§ 11. Major Tufton Beamish
asked the Secretary of State for Foreign Affairs whether he will extend invitations to acknowledged leaders in exile of suppressed constitutional parties in communist-dominated countries in Europe that have refused invitations to take part in discussion of the Marshall Plan to come as observers to the forthcoming conference to discuss the European Recovery Programme.
§ The Under-Secretary of State for Foreign Affairs (Mr. Mayhew)
No, Sir. The meeting in Paris today is a Conference of the Governments that are prepared to take part in the European Recovery Programme. It would not be appropriate for individuals to be invited.
§ Major Beamish
Would not such distinguished men as Mr. Mikolajczyk, Mr. Peyer and Dr. Topalovich be most valuable as observers at the forthcoming conference, so that they could advise on important questions of trade between Western Europe and the Soviet bloc?
§ Mr. Mayhew
However distinguished, it would not be appropriate to invite individuals. In any case, it would not be a 1676 matter for His Majesty's Government but for all the member Governments.
Is the Minister aware that these leaders in exile are far more representative of their countries than many of those in power in those countries?
§ 12. Mr. Platts-Mills

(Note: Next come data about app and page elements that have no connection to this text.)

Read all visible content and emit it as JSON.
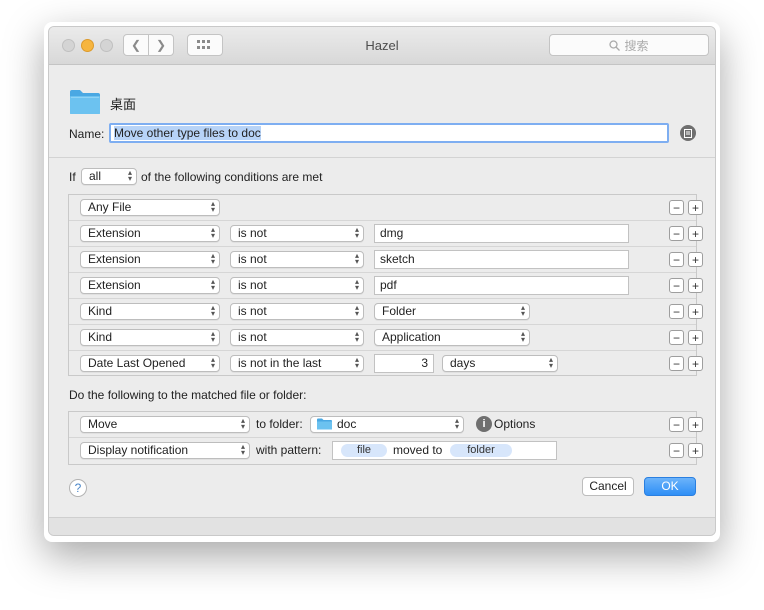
{
  "window": {
    "title": "Hazel",
    "search_placeholder": "搜索"
  },
  "folder": {
    "name": "桌面"
  },
  "rule_name": {
    "label": "Name:",
    "value": "Move other type files to doc"
  },
  "conditions": {
    "prefix": "If",
    "match_mode": "all",
    "suffix": "of the following conditions are met",
    "rows": [
      {
        "attribute": "Any File"
      },
      {
        "attribute": "Extension",
        "operator": "is not",
        "value": "dmg"
      },
      {
        "attribute": "Extension",
        "operator": "is not",
        "value": "sketch"
      },
      {
        "attribute": "Extension",
        "operator": "is not",
        "value": "pdf"
      },
      {
        "attribute": "Kind",
        "operator": "is not",
        "value": "Folder"
      },
      {
        "attribute": "Kind",
        "operator": "is not",
        "value": "Application"
      },
      {
        "attribute": "Date Last Opened",
        "operator": "is not in the last",
        "amount": "3",
        "unit": "days"
      }
    ]
  },
  "actions": {
    "heading": "Do the following to the matched file or folder:",
    "rows": [
      {
        "action": "Move",
        "connector": "to folder:",
        "target": "doc",
        "options_label": "Options"
      },
      {
        "action": "Display notification",
        "connector": "with pattern:",
        "pattern": [
          "file",
          "moved to",
          "folder"
        ]
      }
    ]
  },
  "buttons": {
    "cancel": "Cancel",
    "ok": "OK",
    "help": "?"
  },
  "colors": {
    "accent": "#2e8ff6",
    "folder": "#5cb8ec",
    "close_btn": "#f6b53f"
  }
}
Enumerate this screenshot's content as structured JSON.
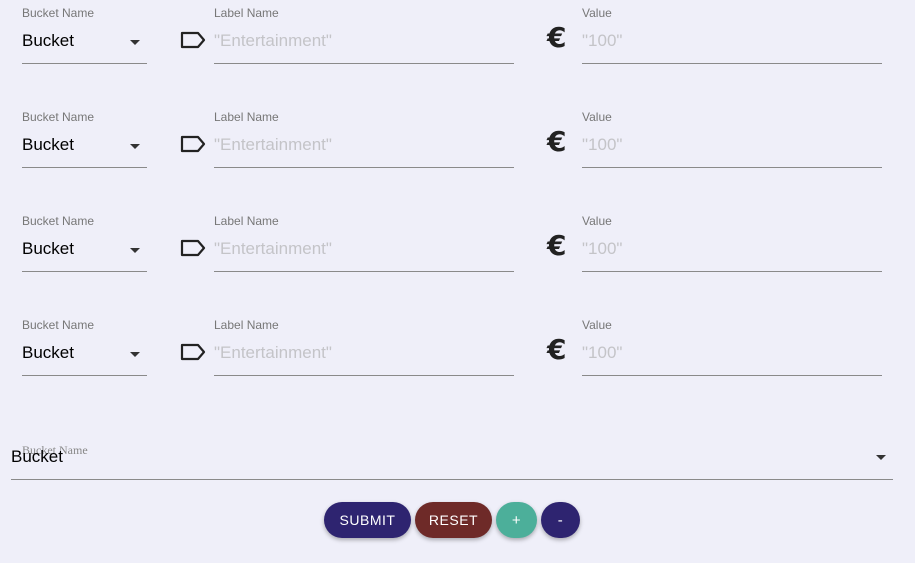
{
  "rows": [
    {
      "bucket_label": "Bucket Name",
      "bucket_value": "Bucket",
      "label_label": "Label Name",
      "label_placeholder": "\"Entertainment\"",
      "value_label": "Value",
      "value_placeholder": "\"100\""
    },
    {
      "bucket_label": "Bucket Name",
      "bucket_value": "Bucket",
      "label_label": "Label Name",
      "label_placeholder": "\"Entertainment\"",
      "value_label": "Value",
      "value_placeholder": "\"100\""
    },
    {
      "bucket_label": "Bucket Name",
      "bucket_value": "Bucket",
      "label_label": "Label Name",
      "label_placeholder": "\"Entertainment\"",
      "value_label": "Value",
      "value_placeholder": "\"100\""
    },
    {
      "bucket_label": "Bucket Name",
      "bucket_value": "Bucket",
      "label_label": "Label Name",
      "label_placeholder": "\"Entertainment\"",
      "value_label": "Value",
      "value_placeholder": "\"100\""
    }
  ],
  "wide_bucket": {
    "label": "Bucket Name",
    "value": "Bucket"
  },
  "buttons": {
    "submit": "SUBMIT",
    "reset": "RESET",
    "add": "+",
    "remove": "-"
  },
  "icons": {
    "label": "tag-icon",
    "value": "euro-icon"
  },
  "colors": {
    "submit": "#2e2470",
    "reset": "#6e2a28",
    "add": "#4caf9a",
    "remove": "#2e2470",
    "background": "#efeff9"
  }
}
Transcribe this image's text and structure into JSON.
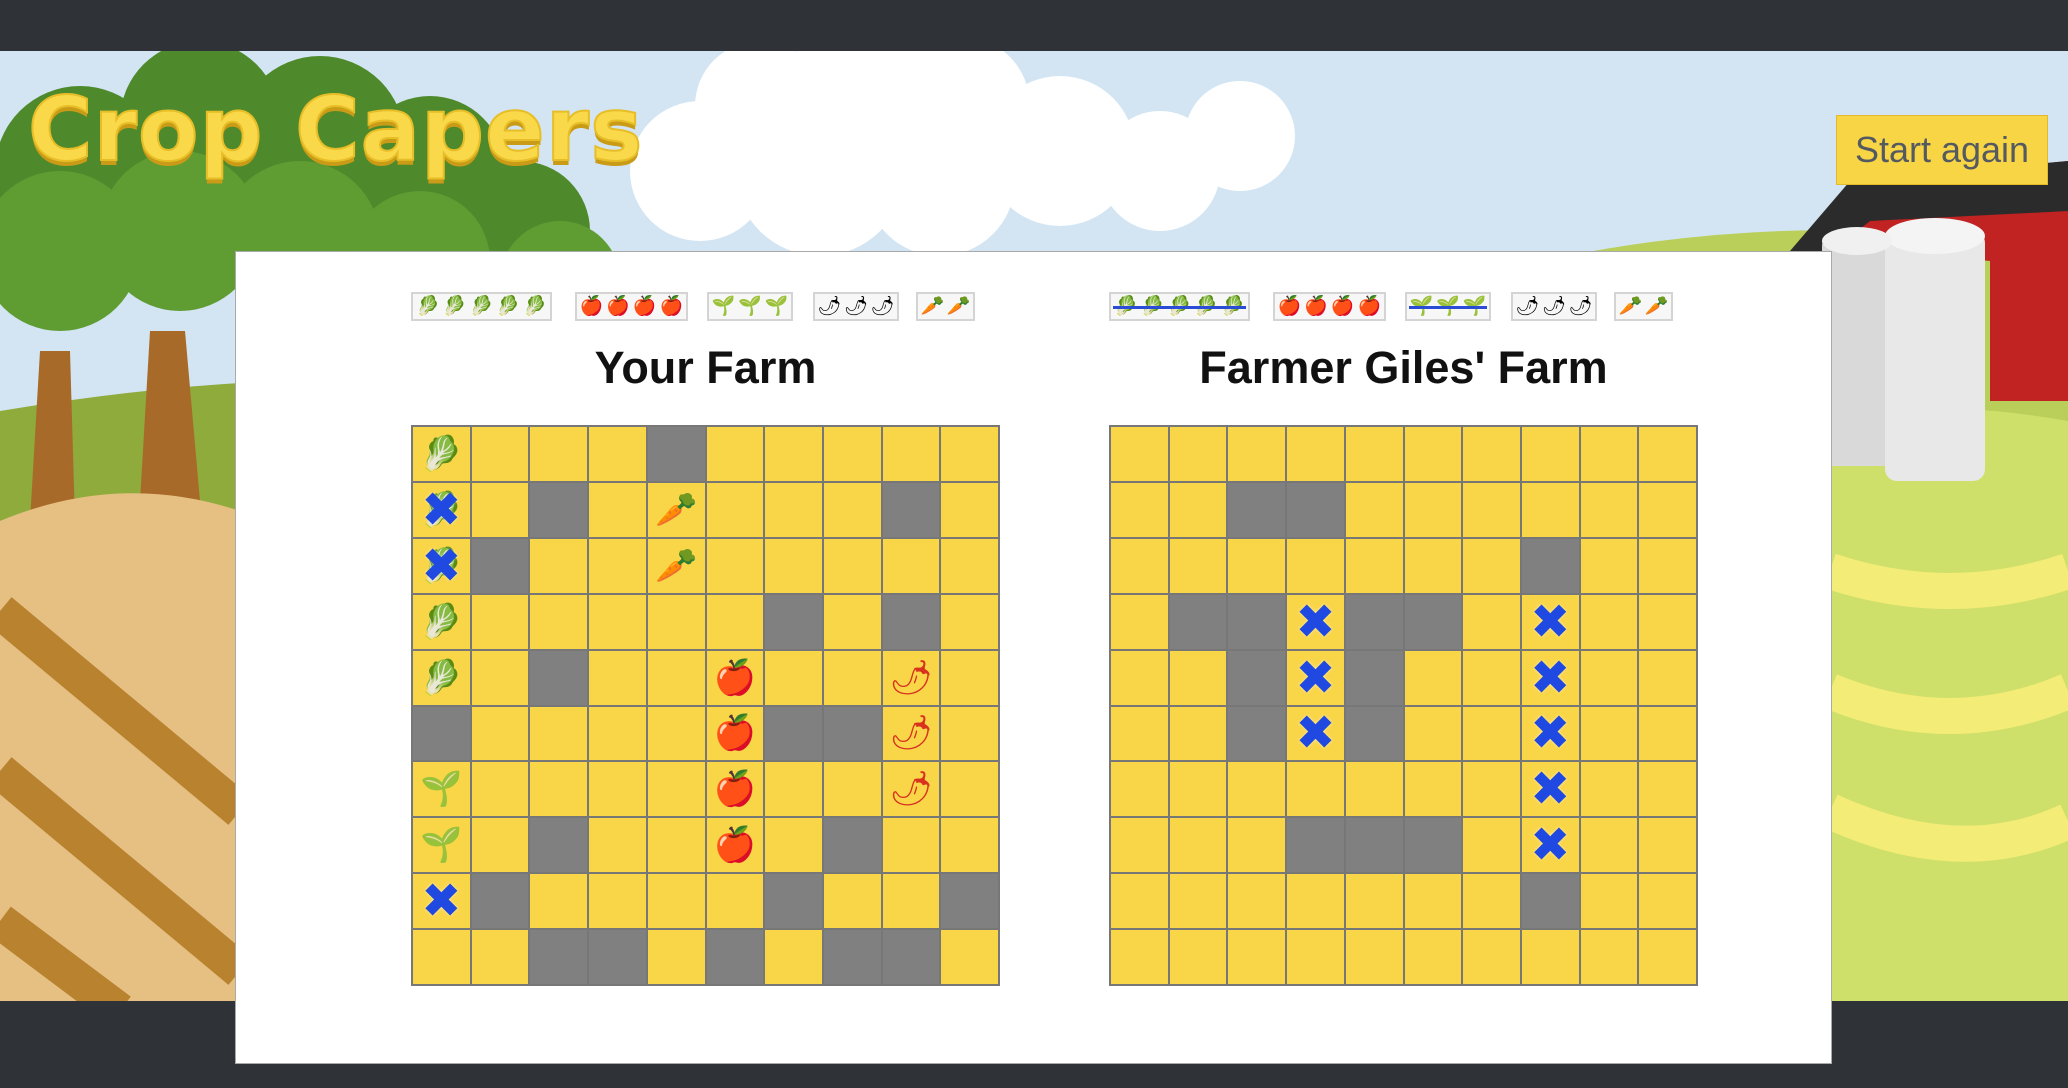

asked the Secretary of State for Foreign Affairs what consultations have been held with, and what communications received from, the American State Department, since the decision was arrived at to recall the 16-Nations Conference in Paris on 15th March.
§ Mr. Mayhew
We are in constant touch with the United States Government on matters of common interest; but I am really not in a position to enumerate all the consultations that have taken place and the communications that have passed between our two Governments in the last fortnight. But, if my hon. Friend intends only to refer to official consultations with or communications about the forthcoming meeting in Paris of the Committee of European Co-operation the reply is, "None, Sir."
§ Mr. Platts-Mills
Is there any truth in the Press report that the State Department have used pressure by clandestine means to persuade His Majesty's Government and European Governments to accept the point of view of the State Department?
§ Mr. Molson
On a point of Order. Is it in Order for the hon. Member to ask the Minister whether a Press report is correct?
§ Mr. Mayhew
Since the Press reports are wholly inconsistent with what I have just stated, they are untrue.
§ 25. Mr. Donner
asked the Secretary of State for Foreign Affairs whether His Majesty's Government will either alone or in association with allied or friendly Powers, guarantee such immediate military assistance as may be required to safeguard the survival of the existing democratic and constitutional government in every country prepared to participate in the Marshall Plan.
§ Mr. Mayhew
The policy of Western Union, which my right hon. Friend 1677 announced on 22nd January, was designed to fortify democratic governments in Europe, and my right hon. Friend has the problem of security constantly in mind. But democratic institutions cannot be safeguarded merely by military agreements: and my right hon. Friend feels that the proper function of the European Recovery Programme is in the economic field.
§ Mr. Donner
In view of the grave danger of a Communist coup in Italy, will the Minister say that His Majesty's Government will not idly acquiesce in the creation of yet another unconstitutional Soviet satellite State?
§ Mr. Gallacher
Is the Minister aware that the argument now being put forward is, "If you cannot beat their arguments, beat their brains out"?